The paragraph block comes with a few excellent features, such as custom font sizes, drop caps, background colors, and text colors, among others. You are also able to add more CSS classes here.
This element comes with a new feature that allows you to toggle between gallery and image layouts. You also get more control over images because you can set particular size dimensions, percentage size ratios, and an alternative text description for each image.
Other Block elements include:
- cover images
Reusable blocks give developers improved usability. You can convert any block into a reusable block so that you can use it in a different location. You can edit the same and save it as a new reusable block again.
You can also see a preview of a reusable block. All reusable blocks are available under the “Shared Block” options. Most importantly, you can turn one back into a regular block anytime.
We’re hoping best you have got enough glimpses of how GUTENBERG works and how can you utilize it for your FULL SITE EDITING (FSE).
Advantages of Using Gutenberg:
- No technical skill is required to make a custom layout for a blog post or website. It works like Medium, so people looking for that kind of style and user-friendly editing experience will love it.
- It allows you to create a consistent and advanced design without relying much on TinyMCE.
- Furthermore, blocks are an excellent concept. They allow non-developers to intuitively craft complex layouts. If you are new to WordPress or have no knowledge of it whatsoever, you are still going to love it.

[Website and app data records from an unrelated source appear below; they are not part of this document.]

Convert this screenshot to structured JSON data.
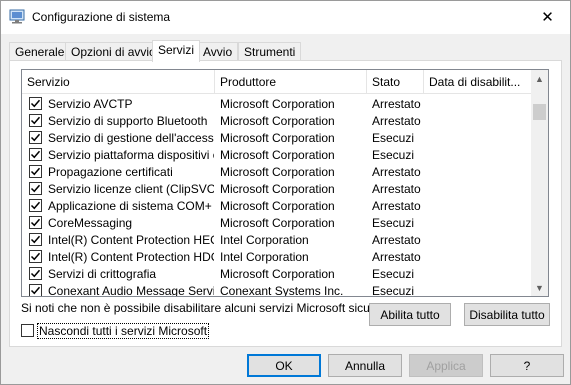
{
  "window": {
    "title": "Configurazione di sistema",
    "close_glyph": "✕"
  },
  "tabs": [
    {
      "label": "Generale"
    },
    {
      "label": "Opzioni di avvio"
    },
    {
      "label": "Servizi"
    },
    {
      "label": "Avvio"
    },
    {
      "label": "Strumenti"
    }
  ],
  "active_tab": "Servizi",
  "services": {
    "columns": [
      "Servizio",
      "Produttore",
      "Stato",
      "Data di disabilit..."
    ],
    "rows": [
      {
        "name": "Servizio AVCTP",
        "vendor": "Microsoft Corporation",
        "status": "Arrestato",
        "date": "",
        "checked": true
      },
      {
        "name": "Servizio di supporto Bluetooth",
        "vendor": "Microsoft Corporation",
        "status": "Arrestato",
        "date": "",
        "checked": true
      },
      {
        "name": "Servizio di gestione dell'accesso ...",
        "vendor": "Microsoft Corporation",
        "status": "Esecuzi",
        "date": "",
        "checked": true
      },
      {
        "name": "Servizio piattaforma dispositivi c...",
        "vendor": "Microsoft Corporation",
        "status": "Esecuzi",
        "date": "",
        "checked": true
      },
      {
        "name": "Propagazione certificati",
        "vendor": "Microsoft Corporation",
        "status": "Arrestato",
        "date": "",
        "checked": true
      },
      {
        "name": "Servizio licenze client (ClipSVC)",
        "vendor": "Microsoft Corporation",
        "status": "Arrestato",
        "date": "",
        "checked": true
      },
      {
        "name": "Applicazione di sistema COM+",
        "vendor": "Microsoft Corporation",
        "status": "Arrestato",
        "date": "",
        "checked": true
      },
      {
        "name": "CoreMessaging",
        "vendor": "Microsoft Corporation",
        "status": "Esecuzi",
        "date": "",
        "checked": true
      },
      {
        "name": "Intel(R) Content Protection HEC...",
        "vendor": "Intel Corporation",
        "status": "Arrestato",
        "date": "",
        "checked": true
      },
      {
        "name": "Intel(R) Content Protection HDC...",
        "vendor": "Intel Corporation",
        "status": "Arrestato",
        "date": "",
        "checked": true
      },
      {
        "name": "Servizi di crittografia",
        "vendor": "Microsoft Corporation",
        "status": "Esecuzi",
        "date": "",
        "checked": true
      },
      {
        "name": "Conexant Audio Message Service",
        "vendor": "Conexant Systems Inc.",
        "status": "Esecuzi",
        "date": "",
        "checked": true
      }
    ]
  },
  "note": "Si noti che non è possibile disabilitare alcuni servizi Microsoft sicuri.",
  "buttons": {
    "enable_all": "Abilita tutto",
    "disable_all": "Disabilita tutto",
    "ok": "OK",
    "cancel": "Annulla",
    "apply": "Applica",
    "help": "?"
  },
  "hide_ms": {
    "label": "Nascondi tutti i servizi Microsoft",
    "checked": false
  },
  "colors": {
    "focus_blue": "#0078d7",
    "icon_blue": "#3a6ea5"
  }
}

- The Gutenberg editor itself works well on mobile (it’s responsive). Unlike its predecessor, it allows you to make quick edits on the go. In fact, mobile-savvy developers can manage to do more than just a few quick edits.

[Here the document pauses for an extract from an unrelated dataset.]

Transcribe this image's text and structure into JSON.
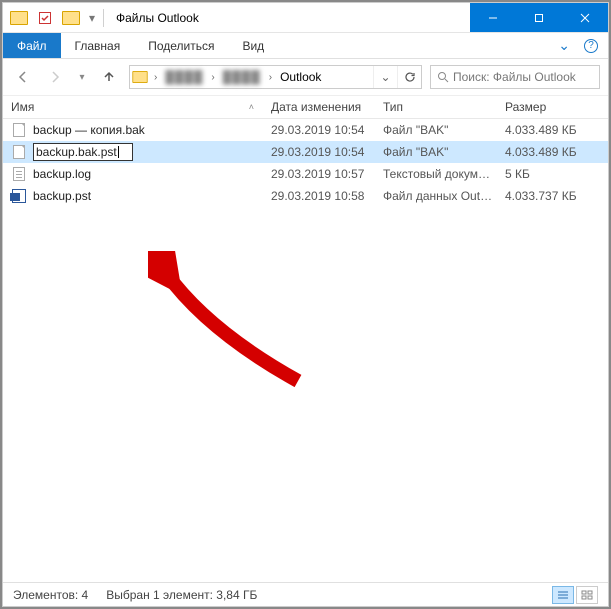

- The increased screen space is proving to be a less distracting user experience for many developers.
- Hardcore developers can still create customized reusable blocks using HTML5. So, it seems like a win-win for both geeks and non-technical users.
Gutenberg is the future:
You don’t need to be a computer geek to publish things on Facebook or any other social media platform. Gutenberg is just a way to bring this simplicity and flexibility to WordPress so that people don’t need to code in order to create and publish websites. That’s why it’s going to be the future, not only for WordPress but for the web in general.
Gutenberg has a long way to go. People have had issues with its implementation, but soon we will have Gutenberg-ready themes, plugins, and tools surfacing everywhere. Nevertheless, you have to start somewhere. So, you might as well be a part of this change from the beginning.